Cruz in recent weeks has seen his Iowa numbers dip following a surge that lasted from mid-November to early January. Trump has recaptured the lead in recent polls conducted by Fox News, Quinnipiac University and others.

But the race remains close, and the two candidates have turned up their attacks on each other.

The Cruz campaign just put out an ad, running statewide in Iowa, that plays old clips of Trump describing himself as “pro-choice” – and once again hammers Trump for his “New York values.” It then plays a recent campaign clip in which Trump jokingly said, “How stupid are the people of Iowa?”

Trump, meanwhile, called Cruz a “liar” who “looks like a jerk,” in an interview Tuesday.  

The attacks, by both candidates, started only in recent weeks, with Trump launching the first anti-Cruz ad, accusing him of supporting “amnesty” for illegal immigrants in the United States. The attacks and counter-attacks -- including those in debates and on the campaign trail -- have continued essentially nonstop with the Cruz camp piling on with more on Tuesday.

Another ad from a pro-Cruz super PAC argues Trump, if elected, would support taxpayer-funded, universal health insurance, based on a CBS interview last year in which Trump argued everybody in the country should have coverage.

“First there was HillaryCare, then there was ObamaCare. We can’t afford TrumpCare,” the narrator says in the 30-second spot, part of recently announced, $2.5 million ad buy from the super PAC Keep the Promise I.

The other ad this week by the group -- titled “Extreme” -- suggests Trump would support partial-birth abortion, apparently targeting the evangelicals and other conservatives for which Cruz and Trump are competing.

“Donald Trump is not a conservative because he’s extreme on abortion,” the narrator says at the start of the ad, which ends with a clip of Trump saying in 1999 he is “pro-choice in every respect.”

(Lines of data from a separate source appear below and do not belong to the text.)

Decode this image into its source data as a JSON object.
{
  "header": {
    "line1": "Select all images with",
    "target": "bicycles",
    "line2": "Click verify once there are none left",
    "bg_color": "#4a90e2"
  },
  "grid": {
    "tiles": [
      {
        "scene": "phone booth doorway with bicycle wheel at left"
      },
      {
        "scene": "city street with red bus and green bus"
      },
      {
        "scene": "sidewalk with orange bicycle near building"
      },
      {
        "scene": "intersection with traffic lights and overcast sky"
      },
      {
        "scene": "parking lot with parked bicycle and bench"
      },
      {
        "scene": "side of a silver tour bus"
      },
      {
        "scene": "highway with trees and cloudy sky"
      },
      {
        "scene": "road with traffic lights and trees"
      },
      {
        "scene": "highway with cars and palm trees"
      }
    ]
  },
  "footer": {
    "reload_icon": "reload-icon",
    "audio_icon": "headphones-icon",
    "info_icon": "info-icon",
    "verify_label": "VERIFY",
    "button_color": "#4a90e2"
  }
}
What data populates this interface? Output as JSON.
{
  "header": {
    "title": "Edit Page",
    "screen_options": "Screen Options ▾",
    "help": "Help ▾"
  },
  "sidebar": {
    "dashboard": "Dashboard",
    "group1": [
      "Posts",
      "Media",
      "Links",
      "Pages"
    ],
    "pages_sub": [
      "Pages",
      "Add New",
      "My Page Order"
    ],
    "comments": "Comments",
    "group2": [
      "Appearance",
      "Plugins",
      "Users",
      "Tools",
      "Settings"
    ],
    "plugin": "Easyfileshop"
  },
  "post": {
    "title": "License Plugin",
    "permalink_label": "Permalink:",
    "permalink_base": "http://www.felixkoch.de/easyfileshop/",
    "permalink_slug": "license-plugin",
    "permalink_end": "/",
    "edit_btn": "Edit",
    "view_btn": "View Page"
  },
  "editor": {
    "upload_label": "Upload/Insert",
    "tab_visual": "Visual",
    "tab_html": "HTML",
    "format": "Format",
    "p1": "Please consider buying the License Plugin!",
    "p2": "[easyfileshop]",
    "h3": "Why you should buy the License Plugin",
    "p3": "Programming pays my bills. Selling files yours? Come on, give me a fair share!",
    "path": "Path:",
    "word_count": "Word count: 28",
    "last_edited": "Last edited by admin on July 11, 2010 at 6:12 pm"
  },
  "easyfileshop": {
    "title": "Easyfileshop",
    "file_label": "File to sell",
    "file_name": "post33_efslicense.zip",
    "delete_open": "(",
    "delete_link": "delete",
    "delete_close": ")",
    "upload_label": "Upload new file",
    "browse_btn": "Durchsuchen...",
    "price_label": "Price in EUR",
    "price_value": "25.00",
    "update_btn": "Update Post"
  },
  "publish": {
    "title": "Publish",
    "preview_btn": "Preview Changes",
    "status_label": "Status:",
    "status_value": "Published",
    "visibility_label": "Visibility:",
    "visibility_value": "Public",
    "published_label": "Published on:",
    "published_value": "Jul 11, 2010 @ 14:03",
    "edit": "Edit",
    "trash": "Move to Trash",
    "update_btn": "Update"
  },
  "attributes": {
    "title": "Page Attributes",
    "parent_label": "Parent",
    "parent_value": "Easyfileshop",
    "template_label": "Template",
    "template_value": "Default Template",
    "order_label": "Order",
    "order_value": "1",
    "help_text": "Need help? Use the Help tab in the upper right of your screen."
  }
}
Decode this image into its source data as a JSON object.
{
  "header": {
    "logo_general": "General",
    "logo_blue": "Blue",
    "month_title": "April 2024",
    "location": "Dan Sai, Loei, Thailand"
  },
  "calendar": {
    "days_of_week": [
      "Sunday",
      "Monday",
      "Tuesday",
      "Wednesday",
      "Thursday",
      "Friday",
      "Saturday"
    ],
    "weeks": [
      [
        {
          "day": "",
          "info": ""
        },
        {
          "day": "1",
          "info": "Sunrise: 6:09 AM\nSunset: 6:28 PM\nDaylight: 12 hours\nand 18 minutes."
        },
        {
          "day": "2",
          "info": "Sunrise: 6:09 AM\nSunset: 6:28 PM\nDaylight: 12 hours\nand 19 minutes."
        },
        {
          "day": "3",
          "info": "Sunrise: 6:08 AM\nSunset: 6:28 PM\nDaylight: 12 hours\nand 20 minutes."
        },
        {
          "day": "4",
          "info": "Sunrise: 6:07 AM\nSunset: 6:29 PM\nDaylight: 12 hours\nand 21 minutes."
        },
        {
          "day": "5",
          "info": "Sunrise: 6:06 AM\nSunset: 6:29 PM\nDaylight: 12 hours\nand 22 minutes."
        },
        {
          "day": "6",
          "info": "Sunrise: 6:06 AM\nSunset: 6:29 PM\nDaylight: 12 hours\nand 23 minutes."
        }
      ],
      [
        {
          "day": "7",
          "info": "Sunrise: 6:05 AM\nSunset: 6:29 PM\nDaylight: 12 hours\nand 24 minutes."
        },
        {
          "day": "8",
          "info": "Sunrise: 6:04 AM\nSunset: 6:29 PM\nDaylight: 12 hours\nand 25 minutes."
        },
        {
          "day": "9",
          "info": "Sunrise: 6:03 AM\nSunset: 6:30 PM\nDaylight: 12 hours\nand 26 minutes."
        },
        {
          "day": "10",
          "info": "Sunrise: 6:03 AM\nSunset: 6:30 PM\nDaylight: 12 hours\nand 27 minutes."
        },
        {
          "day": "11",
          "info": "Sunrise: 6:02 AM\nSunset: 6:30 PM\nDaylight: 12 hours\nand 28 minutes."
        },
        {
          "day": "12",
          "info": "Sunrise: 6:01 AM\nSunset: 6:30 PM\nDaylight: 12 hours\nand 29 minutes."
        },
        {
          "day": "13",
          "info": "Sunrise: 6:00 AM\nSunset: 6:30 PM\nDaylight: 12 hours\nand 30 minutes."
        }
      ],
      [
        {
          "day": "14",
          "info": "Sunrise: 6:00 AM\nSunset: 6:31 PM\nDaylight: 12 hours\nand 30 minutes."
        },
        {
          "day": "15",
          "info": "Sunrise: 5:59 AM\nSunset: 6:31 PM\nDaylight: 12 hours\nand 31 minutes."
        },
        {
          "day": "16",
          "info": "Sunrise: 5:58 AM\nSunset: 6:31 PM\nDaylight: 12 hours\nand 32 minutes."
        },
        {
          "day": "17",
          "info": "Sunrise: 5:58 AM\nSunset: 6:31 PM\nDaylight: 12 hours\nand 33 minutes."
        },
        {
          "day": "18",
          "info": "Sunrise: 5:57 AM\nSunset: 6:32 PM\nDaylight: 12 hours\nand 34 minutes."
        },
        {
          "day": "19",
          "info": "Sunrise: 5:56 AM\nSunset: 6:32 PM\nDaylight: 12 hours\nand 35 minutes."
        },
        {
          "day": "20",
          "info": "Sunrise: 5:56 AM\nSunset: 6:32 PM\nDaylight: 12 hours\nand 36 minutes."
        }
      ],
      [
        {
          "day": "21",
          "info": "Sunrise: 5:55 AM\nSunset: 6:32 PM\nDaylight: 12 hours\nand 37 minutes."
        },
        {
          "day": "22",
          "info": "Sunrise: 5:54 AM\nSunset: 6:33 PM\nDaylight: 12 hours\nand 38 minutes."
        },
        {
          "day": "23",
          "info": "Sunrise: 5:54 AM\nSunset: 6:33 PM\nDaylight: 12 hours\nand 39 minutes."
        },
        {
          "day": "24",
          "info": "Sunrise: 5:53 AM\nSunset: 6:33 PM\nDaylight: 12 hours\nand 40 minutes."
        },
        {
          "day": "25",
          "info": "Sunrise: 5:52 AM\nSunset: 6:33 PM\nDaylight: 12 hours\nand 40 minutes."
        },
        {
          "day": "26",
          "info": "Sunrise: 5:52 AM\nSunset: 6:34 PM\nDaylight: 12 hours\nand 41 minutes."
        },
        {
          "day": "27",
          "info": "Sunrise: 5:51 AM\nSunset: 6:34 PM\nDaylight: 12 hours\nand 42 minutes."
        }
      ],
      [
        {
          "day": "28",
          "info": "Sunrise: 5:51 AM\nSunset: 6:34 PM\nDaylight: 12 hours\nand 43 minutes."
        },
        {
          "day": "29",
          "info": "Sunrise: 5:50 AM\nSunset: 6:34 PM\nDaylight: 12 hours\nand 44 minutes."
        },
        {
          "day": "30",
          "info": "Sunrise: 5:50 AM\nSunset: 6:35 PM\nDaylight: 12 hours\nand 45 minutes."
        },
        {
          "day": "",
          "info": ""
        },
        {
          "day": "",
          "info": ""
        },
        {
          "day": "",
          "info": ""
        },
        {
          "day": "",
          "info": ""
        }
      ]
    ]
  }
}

Trump now says he’s pro-life.

How well the attacks resonate will not be clear until caucus night.

Some political analysts suggest the head-on battle will hurt both Cruz and Trump, which might allow a more “establishment” candidate like Florida Sen. Marco Rubio, Ohio Gov. John Kasich, or New Jersey Gov. Chris Christie to climb.

“There is a decent chance, given their personalities, that they will make each other maximally unattractive and go down in each other’s death embrace,” New York Times columnist David Brooks wrote Tuesday.

Meanwhile, Trump, a master at free TV advertising, is continuing his attacks on Cruz on political shows and on the campaign trail.

Trump called Cruz a “liar” in an MSNBC interview Tuesday. “Nobody likes him,” Trump said.

And Trump continues to question whether Cruz, an American citizen born in Canada, is eligible to run.

“He hit me, I hit him,” Trump said Saturday at a rally in Pella, Iowa. “He has legitimate problems. No one knows if he can run for president. Constitutional lawyers [are] saying he can't. I know he was born on Canadian soil. He's already had two lawsuits filed.”